[Task requirements]
What you return must be the full listing, word for word, with no images in it.

..........

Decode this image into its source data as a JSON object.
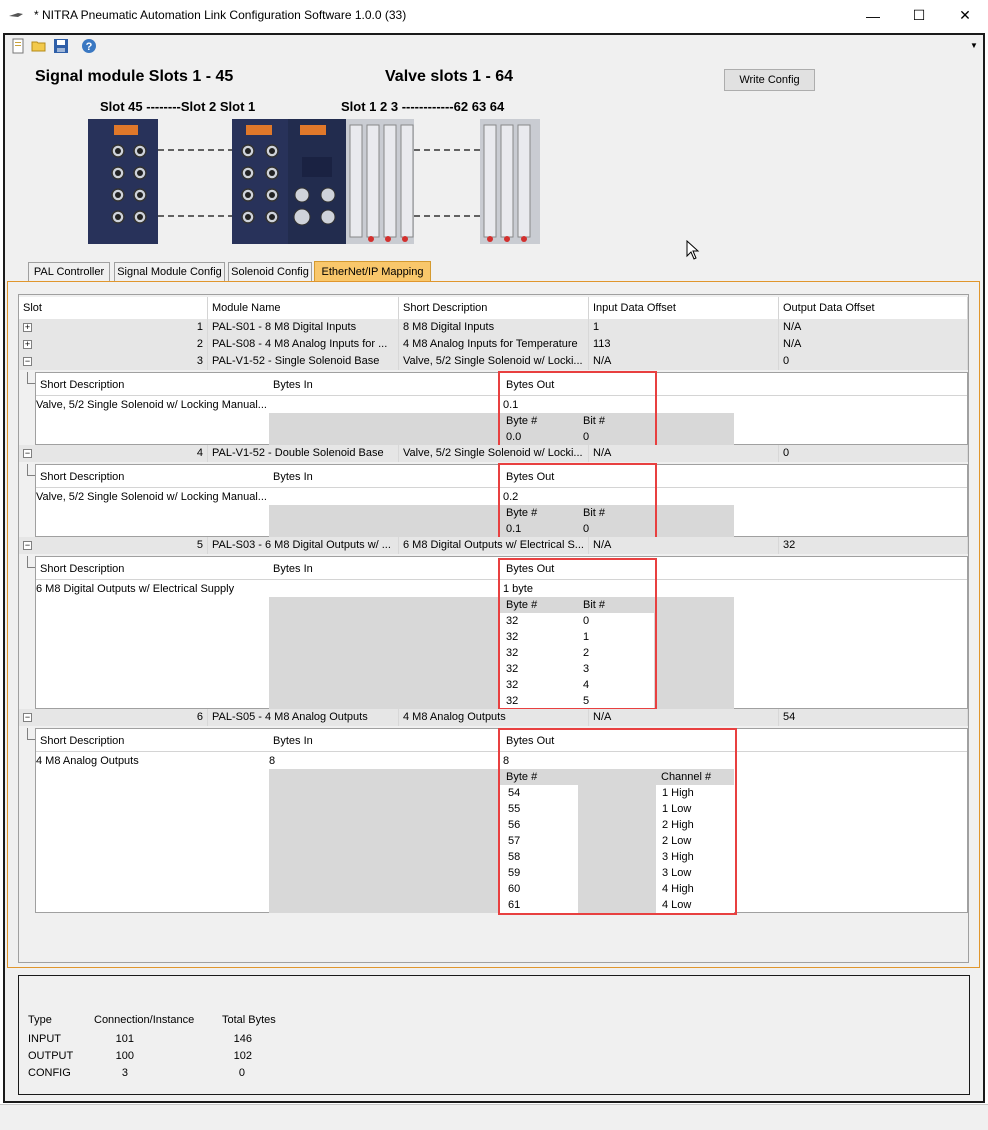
{
  "window": {
    "title": "* NITRA Pneumatic Automation Link Configuration Software 1.0.0 (33)",
    "minimize": "—",
    "maximize": "☐",
    "close": "✕"
  },
  "toolbar": {
    "icons": [
      "new-file-icon",
      "open-folder-icon",
      "save-icon",
      "help-icon"
    ]
  },
  "header": {
    "signal_heading": "Signal module Slots 1 - 45",
    "valve_heading": "Valve slots 1 - 64",
    "signal_slots": "Slot 45 --------Slot 2  Slot 1",
    "valve_slots": "Slot 1  2  3 ------------62 63 64",
    "write_config": "Write Config"
  },
  "tabs": [
    {
      "label": "PAL Controller"
    },
    {
      "label": "Signal Module Config"
    },
    {
      "label": "Solenoid Config"
    },
    {
      "label": "EtherNet/IP Mapping"
    }
  ],
  "grid": {
    "columns": [
      "Slot",
      "Module Name",
      "Short Description",
      "Input Data Offset",
      "Output Data Offset"
    ],
    "rows": [
      {
        "expander": "+",
        "slot": "1",
        "module": "PAL-S01 - 8 M8 Digital Inputs",
        "desc": "8 M8 Digital Inputs",
        "in": "1",
        "out": "N/A"
      },
      {
        "expander": "+",
        "slot": "2",
        "module": "PAL-S08 - 4 M8 Analog Inputs for ...",
        "desc": "4 M8 Analog Inputs for Temperature",
        "in": "113",
        "out": "N/A"
      },
      {
        "expander": "−",
        "slot": "3",
        "module": "PAL-V1-52 - Single Solenoid Base",
        "desc": "Valve, 5/2 Single Solenoid  w/ Locki...",
        "in": "N/A",
        "out": "0"
      },
      {
        "expander": "−",
        "slot": "4",
        "module": "PAL-V1-52 - Double Solenoid Base",
        "desc": "Valve, 5/2 Single Solenoid  w/ Locki...",
        "in": "N/A",
        "out": "0"
      },
      {
        "expander": "−",
        "slot": "5",
        "module": "PAL-S03 - 6 M8 Digital Outputs w/ ...",
        "desc": "6 M8 Digital Outputs w/ Electrical S...",
        "in": "N/A",
        "out": "32"
      },
      {
        "expander": "−",
        "slot": "6",
        "module": "PAL-S05 - 4 M8 Analog Outputs",
        "desc": "4 M8 Analog Outputs",
        "in": "N/A",
        "out": "54"
      }
    ]
  },
  "details": {
    "labels": {
      "short_desc": "Short Description",
      "bytes_in": "Bytes In",
      "bytes_out": "Bytes Out",
      "byte_no": "Byte #",
      "bit_no": "Bit #",
      "channel_no": "Channel #"
    },
    "slot3": {
      "desc": "Valve, 5/2 Single Solenoid  w/ Locking Manual...",
      "bytes_out": "0.1",
      "rows": [
        {
          "byte": "0.0",
          "bit": "0"
        }
      ]
    },
    "slot4": {
      "desc": "Valve, 5/2 Single Solenoid  w/ Locking Manual...",
      "bytes_out": "0.2",
      "rows": [
        {
          "byte": "0.1",
          "bit": "0"
        }
      ]
    },
    "slot5": {
      "desc": "6 M8 Digital Outputs w/ Electrical Supply",
      "bytes_out": "1 byte",
      "rows": [
        {
          "byte": "32",
          "bit": "0"
        },
        {
          "byte": "32",
          "bit": "1"
        },
        {
          "byte": "32",
          "bit": "2"
        },
        {
          "byte": "32",
          "bit": "3"
        },
        {
          "byte": "32",
          "bit": "4"
        },
        {
          "byte": "32",
          "bit": "5"
        }
      ]
    },
    "slot6": {
      "desc": "4 M8 Analog Outputs",
      "bytes_in": "8",
      "bytes_out": "8",
      "rows": [
        {
          "byte": "54",
          "channel": "1 High"
        },
        {
          "byte": "55",
          "channel": "1 Low"
        },
        {
          "byte": "56",
          "channel": "2 High"
        },
        {
          "byte": "57",
          "channel": "2 Low"
        },
        {
          "byte": "58",
          "channel": "3 High"
        },
        {
          "byte": "59",
          "channel": "3 Low"
        },
        {
          "byte": "60",
          "channel": "4 High"
        },
        {
          "byte": "61",
          "channel": "4 Low"
        }
      ]
    }
  },
  "summary": {
    "headers": [
      "Type",
      "Connection/Instance",
      "Total Bytes"
    ],
    "rows": [
      {
        "type": "INPUT",
        "instance": "101",
        "bytes": "146"
      },
      {
        "type": "OUTPUT",
        "instance": "100",
        "bytes": "102"
      },
      {
        "type": "CONFIG",
        "instance": "3",
        "bytes": "0"
      }
    ]
  },
  "colors": {
    "highlight_box": "#e84040",
    "active_tab": "#f9c76b",
    "tab_border": "#e0962d"
  }
}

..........

[Answer to the exercise]
Decode this image into its source data as a JSON object.
{
  "window": {
    "title": "* NITRA Pneumatic Automation Link Configuration Software 1.0.0 (33)",
    "minimize": "—",
    "maximize": "☐",
    "close": "✕"
  },
  "toolbar": {
    "icons": [
      "new-file-icon",
      "open-folder-icon",
      "save-icon",
      "help-icon"
    ]
  },
  "header": {
    "signal_heading": "Signal module Slots 1 - 45",
    "valve_heading": "Valve slots 1 - 64",
    "signal_slots": "Slot 45 --------Slot 2  Slot 1",
    "valve_slots": "Slot 1  2  3 ------------62 63 64",
    "write_config": "Write Config"
  },
  "tabs": [
    {
      "label": "PAL Controller"
    },
    {
      "label": "Signal Module Config"
    },
    {
      "label": "Solenoid Config"
    },
    {
      "label": "EtherNet/IP Mapping"
    }
  ],
  "grid": {
    "columns": [
      "Slot",
      "Module Name",
      "Short Description",
      "Input Data Offset",
      "Output Data Offset"
    ],
    "rows": [
      {
        "expander": "+",
        "slot": "1",
        "module": "PAL-S01 - 8 M8 Digital Inputs",
        "desc": "8 M8 Digital Inputs",
        "in": "1",
        "out": "N/A"
      },
      {
        "expander": "+",
        "slot": "2",
        "module": "PAL-S08 - 4 M8 Analog Inputs for ...",
        "desc": "4 M8 Analog Inputs for Temperature",
        "in": "113",
        "out": "N/A"
      },
      {
        "expander": "−",
        "slot": "3",
        "module": "PAL-V1-52 - Single Solenoid Base",
        "desc": "Valve, 5/2 Single Solenoid  w/ Locki...",
        "in": "N/A",
        "out": "0"
      },
      {
        "expander": "−",
        "slot": "4",
        "module": "PAL-V1-52 - Double Solenoid Base",
        "desc": "Valve, 5/2 Single Solenoid  w/ Locki...",
        "in": "N/A",
        "out": "0"
      },
      {
        "expander": "−",
        "slot": "5",
        "module": "PAL-S03 - 6 M8 Digital Outputs w/ ...",
        "desc": "6 M8 Digital Outputs w/ Electrical S...",
        "in": "N/A",
        "out": "32"
      },
      {
        "expander": "−",
        "slot": "6",
        "module": "PAL-S05 - 4 M8 Analog Outputs",
        "desc": "4 M8 Analog Outputs",
        "in": "N/A",
        "out": "54"
      }
    ]
  },
  "details": {
    "labels": {
      "short_desc": "Short Description",
      "bytes_in": "Bytes In",
      "bytes_out": "Bytes Out",
      "byte_no": "Byte #",
      "bit_no": "Bit #",
      "channel_no": "Channel #"
    },
    "slot3": {
      "desc": "Valve, 5/2 Single Solenoid  w/ Locking Manual...",
      "bytes_out": "0.1",
      "rows": [
        {
          "byte": "0.0",
          "bit": "0"
        }
      ]
    },
    "slot4": {
      "desc": "Valve, 5/2 Single Solenoid  w/ Locking Manual...",
      "bytes_out": "0.2",
      "rows": [
        {
          "byte": "0.1",
          "bit": "0"
        }
      ]
    },
    "slot5": {
      "desc": "6 M8 Digital Outputs w/ Electrical Supply",
      "bytes_out": "1 byte",
      "rows": [
        {
          "byte": "32",
          "bit": "0"
        },
        {
          "byte": "32",
          "bit": "1"
        },
        {
          "byte": "32",
          "bit": "2"
        },
        {
          "byte": "32",
          "bit": "3"
        },
        {
          "byte": "32",
          "bit": "4"
        },
        {
          "byte": "32",
          "bit": "5"
        }
      ]
    },
    "slot6": {
      "desc": "4 M8 Analog Outputs",
      "bytes_in": "8",
      "bytes_out": "8",
      "rows": [
        {
          "byte": "54",
          "channel": "1 High"
        },
        {
          "byte": "55",
          "channel": "1 Low"
        },
        {
          "byte": "56",
          "channel": "2 High"
        },
        {
          "byte": "57",
          "channel": "2 Low"
        },
        {
          "byte": "58",
          "channel": "3 High"
        },
        {
          "byte": "59",
          "channel": "3 Low"
        },
        {
          "byte": "60",
          "channel": "4 High"
        },
        {
          "byte": "61",
          "channel": "4 Low"
        }
      ]
    }
  },
  "summary": {
    "headers": [
      "Type",
      "Connection/Instance",
      "Total Bytes"
    ],
    "rows": [
      {
        "type": "INPUT",
        "instance": "101",
        "bytes": "146"
      },
      {
        "type": "OUTPUT",
        "instance": "100",
        "bytes": "102"
      },
      {
        "type": "CONFIG",
        "instance": "3",
        "bytes": "0"
      }
    ]
  },
  "colors": {
    "highlight_box": "#e84040",
    "active_tab": "#f9c76b",
    "tab_border": "#e0962d"
  }
}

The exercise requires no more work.